■ **TASK REQUIREMENTS**
Copy all lines containing the string "true" from the records below.

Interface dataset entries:
****

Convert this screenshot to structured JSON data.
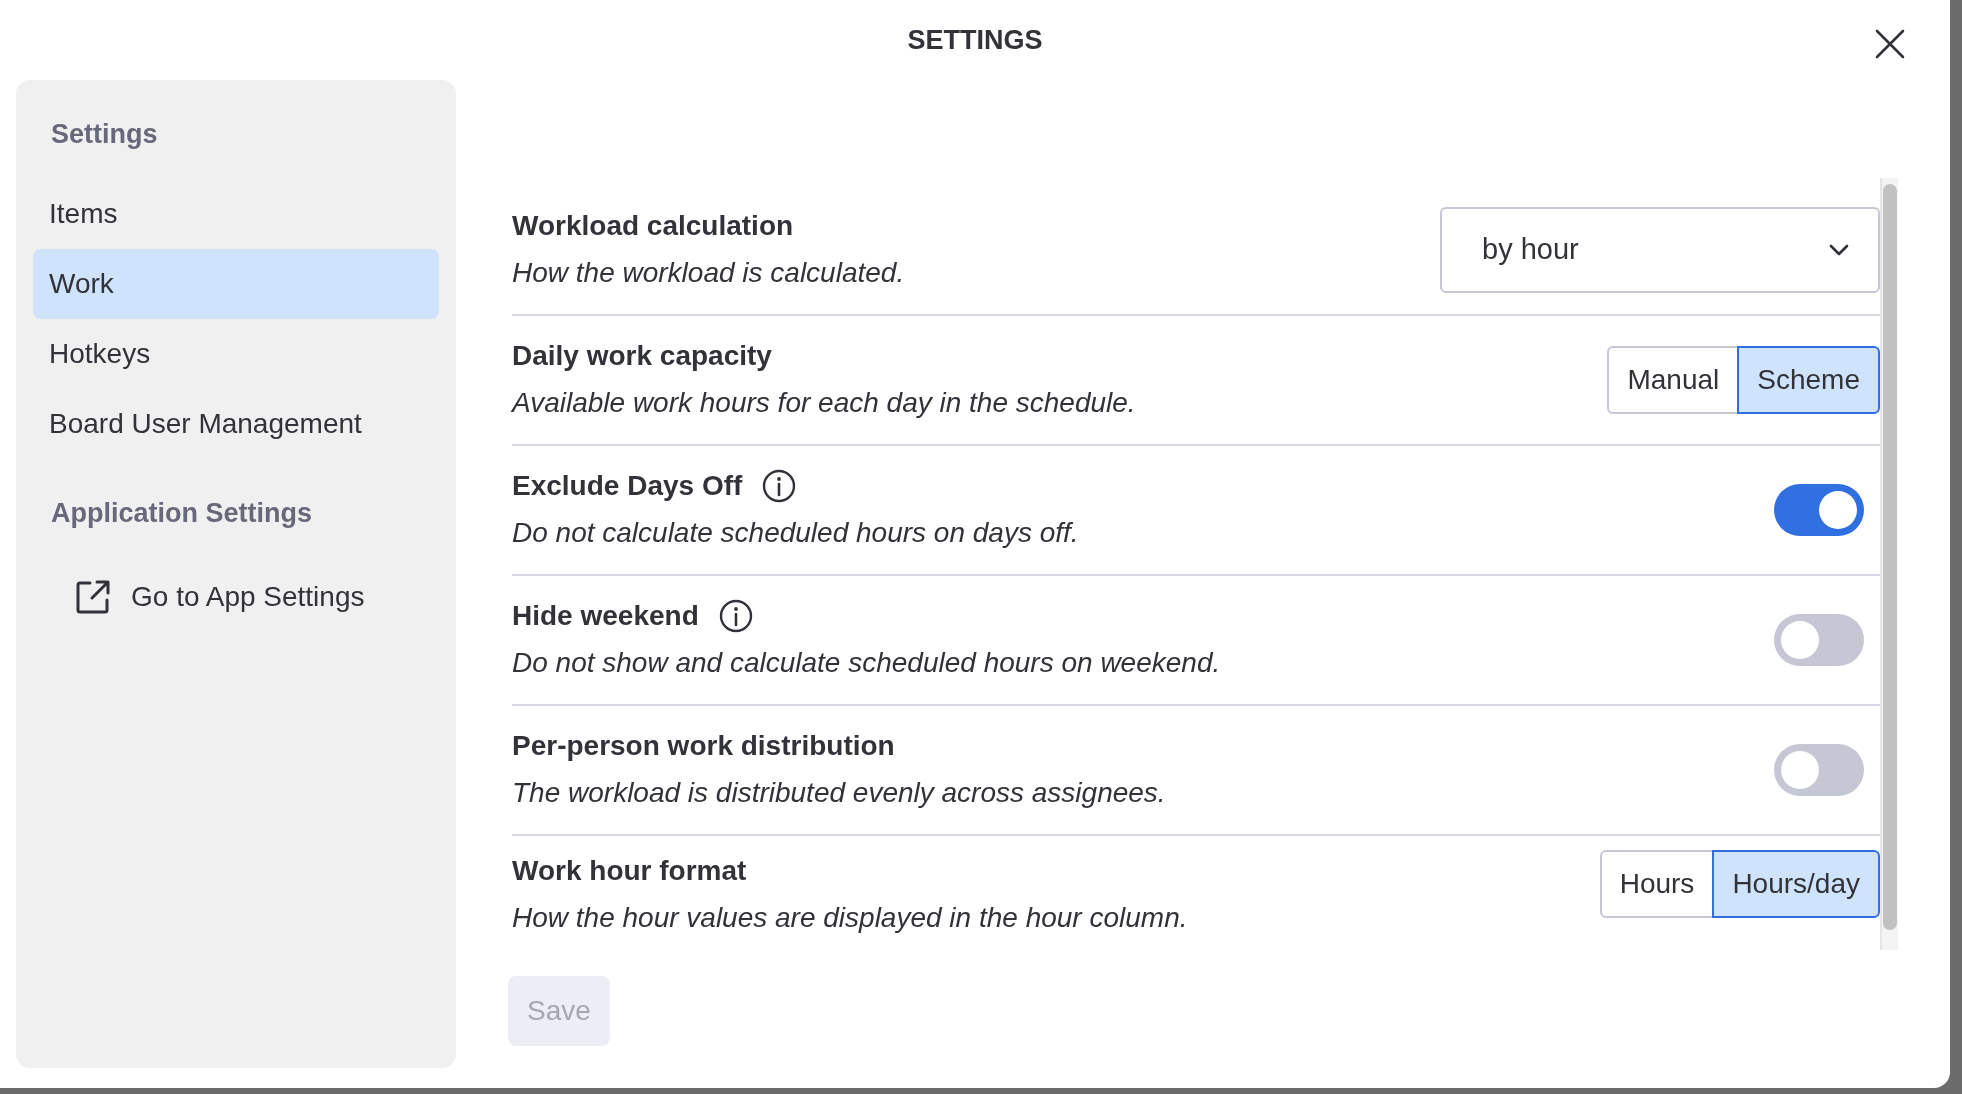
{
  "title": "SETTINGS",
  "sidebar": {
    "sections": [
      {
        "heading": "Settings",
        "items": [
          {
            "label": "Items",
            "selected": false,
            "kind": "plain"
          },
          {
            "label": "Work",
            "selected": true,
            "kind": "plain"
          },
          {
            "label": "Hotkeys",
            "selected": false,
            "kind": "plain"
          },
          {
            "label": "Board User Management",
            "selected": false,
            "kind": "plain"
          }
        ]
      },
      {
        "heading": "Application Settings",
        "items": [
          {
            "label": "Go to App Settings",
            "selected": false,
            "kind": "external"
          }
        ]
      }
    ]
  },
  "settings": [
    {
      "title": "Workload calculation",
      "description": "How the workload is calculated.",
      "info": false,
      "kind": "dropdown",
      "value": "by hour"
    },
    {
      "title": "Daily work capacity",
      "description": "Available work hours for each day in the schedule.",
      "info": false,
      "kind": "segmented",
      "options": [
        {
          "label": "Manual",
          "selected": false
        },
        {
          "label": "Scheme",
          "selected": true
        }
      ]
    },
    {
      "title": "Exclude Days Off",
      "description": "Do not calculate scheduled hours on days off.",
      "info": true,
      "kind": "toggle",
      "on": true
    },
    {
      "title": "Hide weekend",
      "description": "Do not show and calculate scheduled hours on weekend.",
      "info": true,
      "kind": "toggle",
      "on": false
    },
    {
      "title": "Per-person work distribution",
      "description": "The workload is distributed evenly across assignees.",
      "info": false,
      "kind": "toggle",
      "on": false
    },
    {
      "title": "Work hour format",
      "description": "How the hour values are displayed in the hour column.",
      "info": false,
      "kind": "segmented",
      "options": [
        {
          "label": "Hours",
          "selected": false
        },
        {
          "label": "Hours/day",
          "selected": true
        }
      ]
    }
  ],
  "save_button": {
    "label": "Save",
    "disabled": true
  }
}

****

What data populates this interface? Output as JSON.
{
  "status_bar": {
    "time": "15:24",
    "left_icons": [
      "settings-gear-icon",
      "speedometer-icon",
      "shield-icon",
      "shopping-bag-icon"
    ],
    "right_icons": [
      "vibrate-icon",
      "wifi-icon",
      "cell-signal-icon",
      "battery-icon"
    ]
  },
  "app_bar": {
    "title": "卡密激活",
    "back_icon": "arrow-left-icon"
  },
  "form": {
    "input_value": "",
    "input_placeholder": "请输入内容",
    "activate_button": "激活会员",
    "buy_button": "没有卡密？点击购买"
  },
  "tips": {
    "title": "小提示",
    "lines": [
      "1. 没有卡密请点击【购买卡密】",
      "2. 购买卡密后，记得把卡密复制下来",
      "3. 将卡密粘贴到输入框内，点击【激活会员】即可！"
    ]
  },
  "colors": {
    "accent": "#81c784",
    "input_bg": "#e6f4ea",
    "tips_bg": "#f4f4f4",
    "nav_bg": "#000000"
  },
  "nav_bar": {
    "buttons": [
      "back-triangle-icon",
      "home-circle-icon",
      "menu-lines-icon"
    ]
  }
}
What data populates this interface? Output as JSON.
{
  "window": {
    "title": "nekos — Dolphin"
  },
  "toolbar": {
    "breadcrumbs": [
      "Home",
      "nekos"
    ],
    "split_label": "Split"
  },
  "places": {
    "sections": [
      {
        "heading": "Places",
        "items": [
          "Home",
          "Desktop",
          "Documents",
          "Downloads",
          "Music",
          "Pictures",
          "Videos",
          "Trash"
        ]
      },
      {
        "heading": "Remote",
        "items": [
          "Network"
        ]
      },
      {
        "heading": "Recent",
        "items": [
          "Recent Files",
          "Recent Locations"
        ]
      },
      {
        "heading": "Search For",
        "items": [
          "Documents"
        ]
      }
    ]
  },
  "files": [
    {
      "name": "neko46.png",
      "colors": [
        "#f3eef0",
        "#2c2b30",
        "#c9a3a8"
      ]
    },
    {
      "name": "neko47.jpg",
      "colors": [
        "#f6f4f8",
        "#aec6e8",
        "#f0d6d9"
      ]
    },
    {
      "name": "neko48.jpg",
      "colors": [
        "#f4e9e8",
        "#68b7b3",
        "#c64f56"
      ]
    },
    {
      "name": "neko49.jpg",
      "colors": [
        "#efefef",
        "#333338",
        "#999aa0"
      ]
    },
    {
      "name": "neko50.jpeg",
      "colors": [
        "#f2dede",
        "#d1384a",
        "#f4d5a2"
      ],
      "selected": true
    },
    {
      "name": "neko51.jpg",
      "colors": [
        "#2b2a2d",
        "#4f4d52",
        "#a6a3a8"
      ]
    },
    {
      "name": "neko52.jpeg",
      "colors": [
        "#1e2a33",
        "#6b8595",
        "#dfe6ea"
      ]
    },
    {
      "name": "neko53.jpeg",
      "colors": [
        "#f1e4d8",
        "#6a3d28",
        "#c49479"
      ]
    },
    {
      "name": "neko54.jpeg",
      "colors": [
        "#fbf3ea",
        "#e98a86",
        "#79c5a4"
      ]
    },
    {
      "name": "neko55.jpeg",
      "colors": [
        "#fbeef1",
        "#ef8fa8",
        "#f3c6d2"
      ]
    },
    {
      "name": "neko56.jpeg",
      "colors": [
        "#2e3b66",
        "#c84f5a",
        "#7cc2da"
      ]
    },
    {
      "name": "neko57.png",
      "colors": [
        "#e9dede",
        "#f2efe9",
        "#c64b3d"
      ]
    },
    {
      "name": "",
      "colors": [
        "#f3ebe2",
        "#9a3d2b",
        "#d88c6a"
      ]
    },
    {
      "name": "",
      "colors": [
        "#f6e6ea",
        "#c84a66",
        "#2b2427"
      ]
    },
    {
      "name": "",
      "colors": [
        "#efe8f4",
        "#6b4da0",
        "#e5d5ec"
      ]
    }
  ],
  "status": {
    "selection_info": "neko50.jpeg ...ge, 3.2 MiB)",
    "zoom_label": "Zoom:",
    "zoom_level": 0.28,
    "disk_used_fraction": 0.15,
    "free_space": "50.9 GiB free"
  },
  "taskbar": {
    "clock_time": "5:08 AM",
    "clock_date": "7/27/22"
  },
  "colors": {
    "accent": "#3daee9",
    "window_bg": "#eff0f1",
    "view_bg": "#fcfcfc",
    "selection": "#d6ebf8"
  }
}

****

■ **SOLUTION FOR THIS PROBLEM**
            "selected": true,
          "selected": true
      "info": true,
      "on": true
      "info": true,
          "selected": true
    "disabled": true
      "selected": true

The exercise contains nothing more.